Society adopts institutions that can change incentives, reference points and entitlements for the economic agents. In this paper we look at two stylized wage setting institutions and their effect on wage offers and effort in the classic gift exchange experiments of Fehr, Kirchsteiger and Riedl (1993). The first one is the exogenously imposed minimum wage institution (first instituted in New Zealand in 1894). The second institution we look is an endogenous wage proposal institution where workers first make wage proposals. We find that the imposition of an exogenous minimum wage floor at the competitive outcome lowers average wage offers. However, workers do not negatively reciprocate and continue to offer high effort. In the second institution workers make non-binding (endogenous) minimum wage proposals. The introduction of endogenous minimum wage proposals marginally increases wage offers while, average effort decreases when wage proposals are not matched. Finally, relative to the baseline, overall efficiency with the non-binding minimum wage decreases, while, efficiency is only slightly higher under endogenous minimum wage proposals. We find that clear evidence that the institutional structure has important implications towards wage offers, effort and efficiency.

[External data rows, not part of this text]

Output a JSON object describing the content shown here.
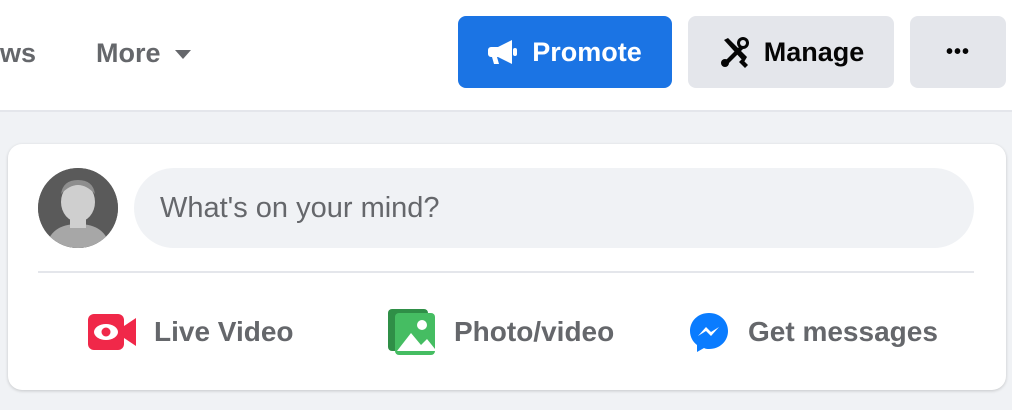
{
  "nav": {
    "partial_tab": "ws",
    "more_label": "More"
  },
  "actions": {
    "promote_label": "Promote",
    "manage_label": "Manage",
    "more_menu_label": "•••"
  },
  "composer": {
    "placeholder": "What's on your mind?",
    "live_video_label": "Live Video",
    "photo_video_label": "Photo/video",
    "get_messages_label": "Get messages"
  },
  "icons": {
    "promote": "megaphone-icon",
    "manage": "tools-icon",
    "live_video": "live-video-icon",
    "photo_video": "photo-icon",
    "messages": "messenger-icon",
    "more_caret": "caret-down-icon"
  },
  "colors": {
    "primary": "#1b74e4",
    "live_red": "#f02849",
    "photo_green": "#45bd62",
    "messenger_blue": "#0a7cff"
  }
}
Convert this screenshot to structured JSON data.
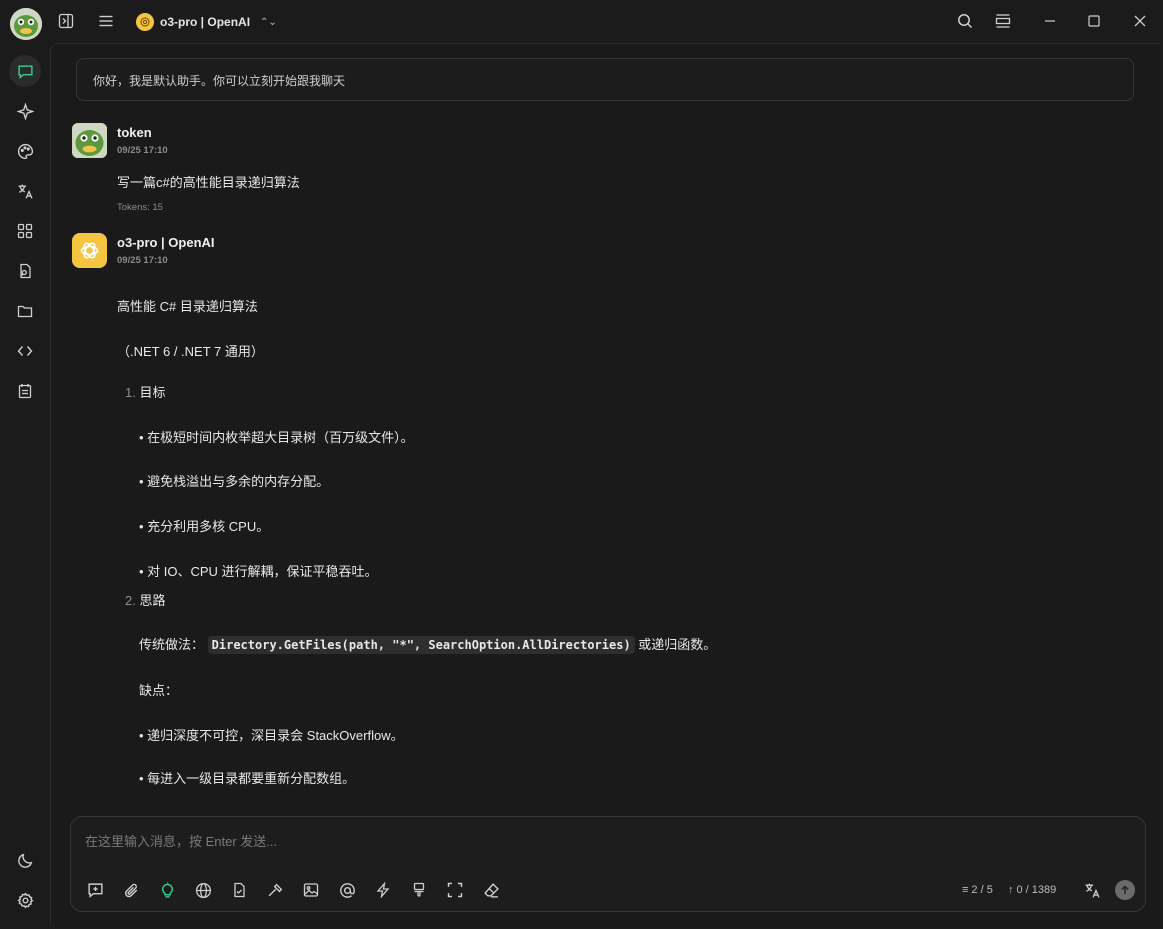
{
  "titlebar": {
    "model_name": "o3-pro | OpenAI"
  },
  "welcome": {
    "text": "你好，我是默认助手。你可以立刻开始跟我聊天"
  },
  "user_message": {
    "author": "token",
    "time": "09/25 17:10",
    "text": "写一篇c#的高性能目录递归算法",
    "tokens": "Tokens: 15"
  },
  "assistant_message": {
    "author": "o3-pro | OpenAI",
    "time": "09/25 17:10",
    "heading": "高性能 C# 目录递归算法",
    "subheading": "（.NET 6 / .NET 7 通用）",
    "section1_num": "1.",
    "section1_title": "目标",
    "goals": [
      "• 在极短时间内枚举超大目录树（百万级文件）。",
      "• 避免栈溢出与多余的内存分配。",
      "• 充分利用多核 CPU。",
      "• 对 IO、CPU 进行解耦，保证平稳吞吐。"
    ],
    "section2_num": "2.",
    "section2_title": "思路",
    "traditional_prefix": "传统做法：",
    "traditional_code": "Directory.GetFiles(path, \"*\", SearchOption.AllDirectories)",
    "traditional_suffix": "或递归函数。",
    "drawbacks_label": "缺点：",
    "drawbacks": [
      "• 递归深度不可控，深目录会 StackOverflow。",
      "• 每进入一级目录都要重新分配数组。"
    ]
  },
  "composer": {
    "placeholder": "在这里输入消息，按 Enter 发送...",
    "context_count": "2 / 5",
    "token_count": "0 / 1389"
  },
  "colors": {
    "accent": "#3ccf91",
    "background": "#1b1b1b",
    "openai_badge": "#f5c542"
  }
}
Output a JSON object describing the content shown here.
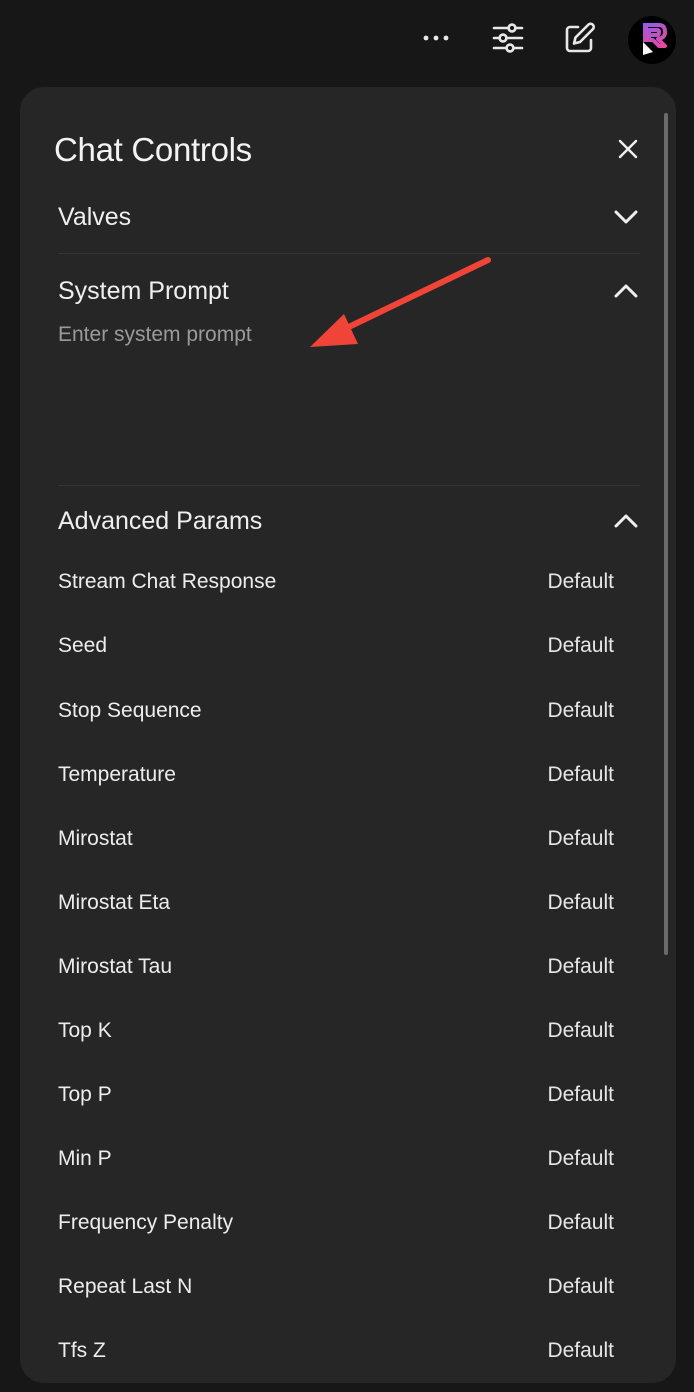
{
  "panel": {
    "title": "Chat Controls"
  },
  "sections": {
    "valves": {
      "label": "Valves"
    },
    "system_prompt": {
      "label": "System Prompt",
      "value": "",
      "placeholder": "Enter system prompt"
    },
    "advanced": {
      "label": "Advanced Params"
    }
  },
  "params": [
    {
      "name": "Stream Chat Response",
      "value": "Default"
    },
    {
      "name": "Seed",
      "value": "Default"
    },
    {
      "name": "Stop Sequence",
      "value": "Default"
    },
    {
      "name": "Temperature",
      "value": "Default"
    },
    {
      "name": "Mirostat",
      "value": "Default"
    },
    {
      "name": "Mirostat Eta",
      "value": "Default"
    },
    {
      "name": "Mirostat Tau",
      "value": "Default"
    },
    {
      "name": "Top K",
      "value": "Default"
    },
    {
      "name": "Top P",
      "value": "Default"
    },
    {
      "name": "Min P",
      "value": "Default"
    },
    {
      "name": "Frequency Penalty",
      "value": "Default"
    },
    {
      "name": "Repeat Last N",
      "value": "Default"
    },
    {
      "name": "Tfs Z",
      "value": "Default"
    }
  ],
  "icons": {
    "more": "more-horizontal-icon",
    "controls": "sliders-icon",
    "new_chat": "edit-icon",
    "close": "close-icon",
    "collapsed": "chevron-down-icon",
    "expanded": "chevron-up-icon"
  },
  "colors": {
    "background": "#171717",
    "panel": "#262626",
    "annotation_arrow": "#f04438",
    "avatar_gradient_start": "#8b5cf6",
    "avatar_gradient_end": "#ec4899"
  }
}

Bottino, E., Goddio, C., & Kujal, P. (2013). What is a fair wage? Reference points, entitlements and gift exchange. ESI Working Paper 13-29. Retrieved from http://digitalcommons.chapman.edu/esi_working_papers/31